North American Network Operators Group

Date Prev | Date Next | Date Index | Thread Index | Author Index | Historical

Re: Incentive for route stabilty

  • From: Eric Ziegast
  • Date: Fri Nov 01 14:30:16 1996

> Finanical compensation for bgp dampening policies.
> Deep pockets = very little flap penalty
> Shallow pockets = very heavy flap penalty

The main risk (IMHO) when accepting a new peer is how stable the peer
is.  Without confidence in the design of the peer's network or trust
in its engineers to prevent/solve problems, connecting to a new peer
with a significant number of routes can be scary.  A peer's having
deep pockets usually implies that there's more to lose if they mess
up and that they _might_ want to hire good engineers and pre-plan
their network, but whether they actually do is another story.  :^(

Perhaps ISPs/NSPs could build "trial periods" into their peering
policies where a peer's learned routes are dampened with a high
flap penalty.  If a provider meets the pre-determined "quality
of service level", the dampening is reduced or even removed at the
end of the trial period.  If they don't, the agreement is broken
and you route the peer's traffic through their transit provider
instead (which hopefully have some dampening in place).  If a good
peer starts having service-affecting problems, put them back on
"trial period" (aka probation) and notify them.  If you don't live
up to your own standards, the idea of having a trial period is moot.

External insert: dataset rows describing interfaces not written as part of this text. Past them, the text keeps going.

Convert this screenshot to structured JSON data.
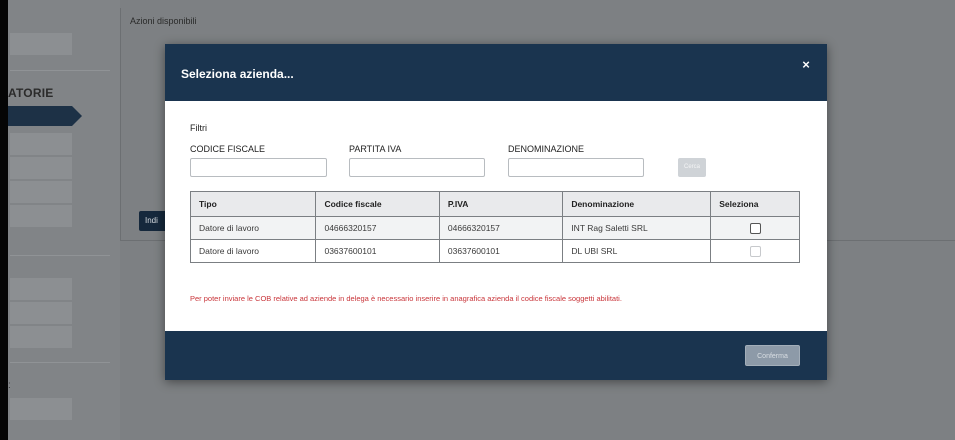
{
  "background": {
    "sidebar_title": "ATORIE",
    "sidebar_small": ":",
    "main_title": "Azioni disponibili",
    "main_button_label": "Indi"
  },
  "modal": {
    "title": "Seleziona azienda...",
    "close_icon": "×",
    "filters_label": "Filtri",
    "fields": {
      "codice_fiscale": {
        "label": "CODICE FISCALE",
        "value": "",
        "placeholder": ""
      },
      "partita_iva": {
        "label": "PARTITA IVA",
        "value": "",
        "placeholder": ""
      },
      "denominazione": {
        "label": "DENOMINAZIONE",
        "value": "",
        "placeholder": ""
      }
    },
    "search_label": "Cerca",
    "table": {
      "headers": [
        "Tipo",
        "Codice fiscale",
        "P.IVA",
        "Denominazione",
        "Seleziona"
      ],
      "rows": [
        {
          "tipo": "Datore di lavoro",
          "codice_fiscale": "04666320157",
          "piva": "04666320157",
          "denominazione": "INT Rag Saletti SRL",
          "selectable": true
        },
        {
          "tipo": "Datore di lavoro",
          "codice_fiscale": "03637600101",
          "piva": "03637600101",
          "denominazione": "DL UBI SRL",
          "selectable": false
        }
      ]
    },
    "note": "Per poter inviare le COB relative ad aziende in delega è necessario inserire in anagrafica azienda il codice fiscale soggetti abilitati.",
    "confirm_label": "Conferma"
  },
  "colors": {
    "header": "#1a344f",
    "note": "#c9353a"
  }
}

Eric Ziegast
Looking in from the edge
- - - - - - - - - - - - - - - - -